Segment Open

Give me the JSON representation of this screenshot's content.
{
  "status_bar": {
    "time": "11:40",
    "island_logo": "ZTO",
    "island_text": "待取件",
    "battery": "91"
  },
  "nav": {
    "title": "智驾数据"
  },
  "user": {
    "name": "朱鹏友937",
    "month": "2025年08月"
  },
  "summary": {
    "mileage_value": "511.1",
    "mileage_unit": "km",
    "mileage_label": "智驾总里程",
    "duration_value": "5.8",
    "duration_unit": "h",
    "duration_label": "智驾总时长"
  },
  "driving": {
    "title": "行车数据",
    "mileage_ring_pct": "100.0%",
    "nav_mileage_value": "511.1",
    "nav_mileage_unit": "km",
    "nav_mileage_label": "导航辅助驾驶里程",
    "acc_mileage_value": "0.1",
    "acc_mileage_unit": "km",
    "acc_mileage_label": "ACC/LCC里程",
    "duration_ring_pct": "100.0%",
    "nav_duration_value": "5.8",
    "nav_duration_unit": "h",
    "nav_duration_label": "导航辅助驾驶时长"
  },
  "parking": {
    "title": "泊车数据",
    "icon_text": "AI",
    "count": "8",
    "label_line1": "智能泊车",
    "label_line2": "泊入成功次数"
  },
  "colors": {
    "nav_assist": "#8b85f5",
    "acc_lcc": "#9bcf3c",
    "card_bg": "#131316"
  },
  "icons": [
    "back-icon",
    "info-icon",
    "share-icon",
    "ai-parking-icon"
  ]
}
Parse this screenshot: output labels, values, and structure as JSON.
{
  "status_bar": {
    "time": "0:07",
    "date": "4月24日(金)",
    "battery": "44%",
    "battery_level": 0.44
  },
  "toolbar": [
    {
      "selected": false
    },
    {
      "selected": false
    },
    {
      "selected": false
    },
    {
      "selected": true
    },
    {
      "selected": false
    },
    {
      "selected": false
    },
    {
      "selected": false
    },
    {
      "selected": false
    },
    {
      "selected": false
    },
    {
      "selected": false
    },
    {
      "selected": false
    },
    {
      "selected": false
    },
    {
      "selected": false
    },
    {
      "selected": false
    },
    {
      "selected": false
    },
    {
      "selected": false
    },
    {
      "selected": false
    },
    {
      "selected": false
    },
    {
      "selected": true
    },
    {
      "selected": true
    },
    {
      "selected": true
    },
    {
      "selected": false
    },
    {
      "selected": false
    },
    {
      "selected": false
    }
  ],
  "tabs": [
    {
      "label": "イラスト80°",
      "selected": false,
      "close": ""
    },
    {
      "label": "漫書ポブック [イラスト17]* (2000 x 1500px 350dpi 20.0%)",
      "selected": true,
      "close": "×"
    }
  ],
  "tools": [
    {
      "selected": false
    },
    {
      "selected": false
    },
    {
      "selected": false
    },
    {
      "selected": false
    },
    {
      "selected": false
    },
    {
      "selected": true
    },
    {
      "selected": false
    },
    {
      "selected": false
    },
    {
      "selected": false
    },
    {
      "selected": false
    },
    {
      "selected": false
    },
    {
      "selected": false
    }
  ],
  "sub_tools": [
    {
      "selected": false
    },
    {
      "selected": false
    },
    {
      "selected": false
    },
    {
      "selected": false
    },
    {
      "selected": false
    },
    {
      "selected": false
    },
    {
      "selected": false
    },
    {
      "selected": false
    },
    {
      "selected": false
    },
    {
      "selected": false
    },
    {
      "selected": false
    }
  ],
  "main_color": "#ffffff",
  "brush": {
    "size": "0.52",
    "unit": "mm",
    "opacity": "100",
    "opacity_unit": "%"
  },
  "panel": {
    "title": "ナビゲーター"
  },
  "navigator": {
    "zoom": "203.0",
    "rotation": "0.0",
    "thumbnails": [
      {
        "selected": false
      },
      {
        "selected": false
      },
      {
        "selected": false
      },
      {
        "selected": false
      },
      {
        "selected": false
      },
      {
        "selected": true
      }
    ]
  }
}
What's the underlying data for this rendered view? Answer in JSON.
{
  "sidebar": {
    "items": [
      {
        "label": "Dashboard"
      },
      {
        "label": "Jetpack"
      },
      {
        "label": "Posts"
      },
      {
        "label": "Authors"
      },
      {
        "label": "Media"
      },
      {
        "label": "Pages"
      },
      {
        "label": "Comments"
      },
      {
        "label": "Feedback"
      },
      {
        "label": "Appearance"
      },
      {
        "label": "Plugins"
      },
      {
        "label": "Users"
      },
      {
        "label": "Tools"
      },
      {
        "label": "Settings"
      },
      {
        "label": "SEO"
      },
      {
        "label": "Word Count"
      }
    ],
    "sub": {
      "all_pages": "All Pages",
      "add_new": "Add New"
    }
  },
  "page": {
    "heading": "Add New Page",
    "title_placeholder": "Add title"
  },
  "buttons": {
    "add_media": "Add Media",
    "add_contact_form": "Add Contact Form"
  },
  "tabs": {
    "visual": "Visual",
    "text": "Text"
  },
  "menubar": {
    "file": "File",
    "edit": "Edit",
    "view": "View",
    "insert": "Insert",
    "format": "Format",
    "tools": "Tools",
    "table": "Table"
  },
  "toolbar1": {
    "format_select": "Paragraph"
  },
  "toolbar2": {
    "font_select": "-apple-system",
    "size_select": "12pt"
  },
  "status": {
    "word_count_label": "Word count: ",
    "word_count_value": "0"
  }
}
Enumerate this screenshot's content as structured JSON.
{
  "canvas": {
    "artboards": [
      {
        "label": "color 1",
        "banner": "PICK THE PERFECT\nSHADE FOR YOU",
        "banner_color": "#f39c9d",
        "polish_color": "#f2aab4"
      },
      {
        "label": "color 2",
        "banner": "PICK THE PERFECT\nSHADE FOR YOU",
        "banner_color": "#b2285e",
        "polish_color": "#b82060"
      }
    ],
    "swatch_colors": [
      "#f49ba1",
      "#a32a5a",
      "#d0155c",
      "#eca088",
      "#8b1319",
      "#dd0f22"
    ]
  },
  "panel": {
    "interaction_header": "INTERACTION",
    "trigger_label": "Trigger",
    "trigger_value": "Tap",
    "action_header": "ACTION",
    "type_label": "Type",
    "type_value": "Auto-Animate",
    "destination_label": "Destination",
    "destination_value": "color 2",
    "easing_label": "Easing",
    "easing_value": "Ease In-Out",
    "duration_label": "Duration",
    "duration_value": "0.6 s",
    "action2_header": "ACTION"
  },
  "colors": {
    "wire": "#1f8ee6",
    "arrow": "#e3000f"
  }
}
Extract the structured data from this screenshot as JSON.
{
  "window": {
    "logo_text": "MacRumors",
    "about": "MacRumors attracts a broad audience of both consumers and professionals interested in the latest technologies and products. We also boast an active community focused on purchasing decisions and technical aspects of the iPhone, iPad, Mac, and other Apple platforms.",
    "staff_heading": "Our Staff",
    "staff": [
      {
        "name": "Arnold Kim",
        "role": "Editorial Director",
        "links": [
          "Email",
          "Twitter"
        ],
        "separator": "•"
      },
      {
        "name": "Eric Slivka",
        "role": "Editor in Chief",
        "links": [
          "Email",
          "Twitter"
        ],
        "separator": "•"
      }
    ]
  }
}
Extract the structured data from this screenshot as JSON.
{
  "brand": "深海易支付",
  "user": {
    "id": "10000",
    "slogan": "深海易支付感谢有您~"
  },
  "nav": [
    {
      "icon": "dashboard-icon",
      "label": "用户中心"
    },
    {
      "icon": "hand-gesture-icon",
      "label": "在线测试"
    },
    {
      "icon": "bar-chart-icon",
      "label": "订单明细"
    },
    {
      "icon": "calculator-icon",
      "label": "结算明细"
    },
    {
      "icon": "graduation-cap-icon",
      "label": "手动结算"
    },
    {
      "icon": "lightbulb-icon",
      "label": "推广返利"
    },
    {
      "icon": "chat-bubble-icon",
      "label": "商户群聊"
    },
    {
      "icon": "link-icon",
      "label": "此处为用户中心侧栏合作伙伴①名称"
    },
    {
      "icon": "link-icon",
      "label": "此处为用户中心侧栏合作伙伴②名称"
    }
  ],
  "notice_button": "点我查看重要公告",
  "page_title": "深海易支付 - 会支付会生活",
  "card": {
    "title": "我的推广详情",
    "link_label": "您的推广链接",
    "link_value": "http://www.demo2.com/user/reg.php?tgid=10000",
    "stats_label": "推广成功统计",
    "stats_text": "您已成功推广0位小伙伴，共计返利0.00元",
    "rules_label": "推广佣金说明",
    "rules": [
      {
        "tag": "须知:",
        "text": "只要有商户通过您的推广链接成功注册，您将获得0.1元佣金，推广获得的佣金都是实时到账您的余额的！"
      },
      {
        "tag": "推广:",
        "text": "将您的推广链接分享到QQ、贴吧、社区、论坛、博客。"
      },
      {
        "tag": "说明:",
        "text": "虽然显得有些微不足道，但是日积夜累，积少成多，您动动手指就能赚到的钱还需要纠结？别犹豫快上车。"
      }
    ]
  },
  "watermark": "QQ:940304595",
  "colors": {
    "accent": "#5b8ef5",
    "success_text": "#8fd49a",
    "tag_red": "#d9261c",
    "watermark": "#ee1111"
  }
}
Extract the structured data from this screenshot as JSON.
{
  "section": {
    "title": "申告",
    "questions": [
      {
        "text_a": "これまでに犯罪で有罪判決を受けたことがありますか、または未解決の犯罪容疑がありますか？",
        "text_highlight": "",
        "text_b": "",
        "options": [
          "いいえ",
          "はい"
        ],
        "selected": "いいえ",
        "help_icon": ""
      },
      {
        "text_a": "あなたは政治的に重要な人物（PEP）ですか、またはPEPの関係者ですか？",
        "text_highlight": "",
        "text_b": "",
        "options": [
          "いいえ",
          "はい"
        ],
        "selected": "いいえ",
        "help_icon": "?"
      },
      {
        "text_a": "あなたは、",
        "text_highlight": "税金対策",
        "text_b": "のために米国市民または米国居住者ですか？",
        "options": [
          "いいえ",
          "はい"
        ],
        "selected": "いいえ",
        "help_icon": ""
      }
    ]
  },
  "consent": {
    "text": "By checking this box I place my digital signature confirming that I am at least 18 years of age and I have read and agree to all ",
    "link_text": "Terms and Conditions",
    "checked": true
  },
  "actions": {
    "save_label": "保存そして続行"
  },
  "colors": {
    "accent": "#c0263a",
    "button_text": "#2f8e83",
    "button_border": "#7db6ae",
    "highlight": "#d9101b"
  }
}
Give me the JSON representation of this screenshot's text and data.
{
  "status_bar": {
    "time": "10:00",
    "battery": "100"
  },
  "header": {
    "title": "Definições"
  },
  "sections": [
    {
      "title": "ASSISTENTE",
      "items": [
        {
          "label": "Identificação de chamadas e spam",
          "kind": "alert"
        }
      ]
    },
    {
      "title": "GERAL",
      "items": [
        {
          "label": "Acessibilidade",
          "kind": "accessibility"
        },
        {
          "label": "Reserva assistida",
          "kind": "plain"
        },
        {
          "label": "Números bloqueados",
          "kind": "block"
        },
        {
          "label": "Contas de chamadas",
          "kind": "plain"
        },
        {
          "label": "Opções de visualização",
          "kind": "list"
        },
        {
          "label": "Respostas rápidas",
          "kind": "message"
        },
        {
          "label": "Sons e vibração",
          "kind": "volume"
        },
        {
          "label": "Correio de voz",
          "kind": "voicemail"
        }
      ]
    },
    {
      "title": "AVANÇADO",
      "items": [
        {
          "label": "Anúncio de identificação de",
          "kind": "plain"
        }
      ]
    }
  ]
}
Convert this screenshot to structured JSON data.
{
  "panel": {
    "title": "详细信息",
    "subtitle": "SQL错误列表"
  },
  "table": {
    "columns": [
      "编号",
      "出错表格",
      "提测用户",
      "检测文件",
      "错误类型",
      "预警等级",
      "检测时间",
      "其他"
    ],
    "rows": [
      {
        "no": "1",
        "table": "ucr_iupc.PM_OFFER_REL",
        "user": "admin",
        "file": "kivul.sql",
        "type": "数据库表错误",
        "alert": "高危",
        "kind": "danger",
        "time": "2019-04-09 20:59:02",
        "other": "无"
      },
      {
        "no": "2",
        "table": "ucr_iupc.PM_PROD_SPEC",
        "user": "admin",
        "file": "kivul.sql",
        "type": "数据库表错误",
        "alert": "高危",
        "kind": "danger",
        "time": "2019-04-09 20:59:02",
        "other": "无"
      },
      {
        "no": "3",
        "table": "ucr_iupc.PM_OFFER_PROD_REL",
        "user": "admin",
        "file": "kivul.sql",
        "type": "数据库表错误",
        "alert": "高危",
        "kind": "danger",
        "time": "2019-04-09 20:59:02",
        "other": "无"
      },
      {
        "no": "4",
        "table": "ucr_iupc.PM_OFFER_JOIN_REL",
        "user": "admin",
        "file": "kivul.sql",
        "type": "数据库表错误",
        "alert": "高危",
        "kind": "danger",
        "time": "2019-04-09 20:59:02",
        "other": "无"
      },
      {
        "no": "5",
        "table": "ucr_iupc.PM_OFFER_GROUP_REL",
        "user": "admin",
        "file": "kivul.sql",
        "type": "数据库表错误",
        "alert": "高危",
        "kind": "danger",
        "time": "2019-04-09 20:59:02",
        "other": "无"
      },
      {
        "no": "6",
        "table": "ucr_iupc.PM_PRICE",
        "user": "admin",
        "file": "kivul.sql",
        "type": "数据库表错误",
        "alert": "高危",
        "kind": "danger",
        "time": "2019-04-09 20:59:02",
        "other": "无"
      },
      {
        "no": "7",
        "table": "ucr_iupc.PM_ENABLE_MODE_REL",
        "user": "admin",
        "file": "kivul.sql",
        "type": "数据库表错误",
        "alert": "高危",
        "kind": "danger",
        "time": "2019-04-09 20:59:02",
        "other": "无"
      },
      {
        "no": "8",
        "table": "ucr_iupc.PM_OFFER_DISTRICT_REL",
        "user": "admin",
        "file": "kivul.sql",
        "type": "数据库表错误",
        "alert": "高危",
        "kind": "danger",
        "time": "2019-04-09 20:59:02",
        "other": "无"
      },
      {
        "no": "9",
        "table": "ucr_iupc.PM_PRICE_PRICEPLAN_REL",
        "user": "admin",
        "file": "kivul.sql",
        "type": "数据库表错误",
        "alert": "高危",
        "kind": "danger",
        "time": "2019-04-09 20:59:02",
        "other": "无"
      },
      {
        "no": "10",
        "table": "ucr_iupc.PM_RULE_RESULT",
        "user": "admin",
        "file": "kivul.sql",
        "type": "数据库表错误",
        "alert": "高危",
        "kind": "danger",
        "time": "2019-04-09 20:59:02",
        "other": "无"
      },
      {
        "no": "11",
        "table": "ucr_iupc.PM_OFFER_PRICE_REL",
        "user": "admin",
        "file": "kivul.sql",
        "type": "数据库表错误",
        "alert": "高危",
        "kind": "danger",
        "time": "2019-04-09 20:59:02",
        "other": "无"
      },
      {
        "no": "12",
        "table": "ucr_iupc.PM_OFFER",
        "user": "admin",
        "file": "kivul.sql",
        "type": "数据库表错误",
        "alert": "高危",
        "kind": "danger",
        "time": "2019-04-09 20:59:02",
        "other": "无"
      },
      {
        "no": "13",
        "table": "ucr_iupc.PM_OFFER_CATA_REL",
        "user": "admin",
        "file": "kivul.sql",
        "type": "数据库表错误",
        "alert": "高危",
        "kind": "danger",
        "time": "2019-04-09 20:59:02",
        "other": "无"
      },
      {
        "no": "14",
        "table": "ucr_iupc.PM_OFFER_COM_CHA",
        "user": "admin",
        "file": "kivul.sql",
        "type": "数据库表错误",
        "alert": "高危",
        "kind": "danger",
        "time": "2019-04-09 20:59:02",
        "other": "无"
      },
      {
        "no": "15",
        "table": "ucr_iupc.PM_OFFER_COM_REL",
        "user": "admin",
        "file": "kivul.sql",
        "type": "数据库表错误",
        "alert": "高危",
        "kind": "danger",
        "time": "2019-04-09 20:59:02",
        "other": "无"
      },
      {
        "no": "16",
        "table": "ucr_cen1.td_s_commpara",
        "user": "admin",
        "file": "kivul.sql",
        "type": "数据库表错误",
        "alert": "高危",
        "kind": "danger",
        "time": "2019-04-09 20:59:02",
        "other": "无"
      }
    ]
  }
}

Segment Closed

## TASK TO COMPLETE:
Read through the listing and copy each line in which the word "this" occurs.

## EXERCISE OUTPUT:
Give me the JSON representation of this screenshot's content.
Parse this screenshot: output labels, values, and structure as JSON.
What's the underlying data for this rendered view? Answer in JSON.
Enumerate this screenshot's content as structured JSON.
Extract the structured data from this screenshot as JSON.
Extract the structured data from this screenshot as JSON.
Extract the structured data from this screenshot as JSON.
    "text": "By checking this box I place my digital signature confirming that I am at least 18 years of age and I have read and agree to all ",
Give me the JSON representation of this screenshot's text and data.
Convert this screenshot to structured JSON data.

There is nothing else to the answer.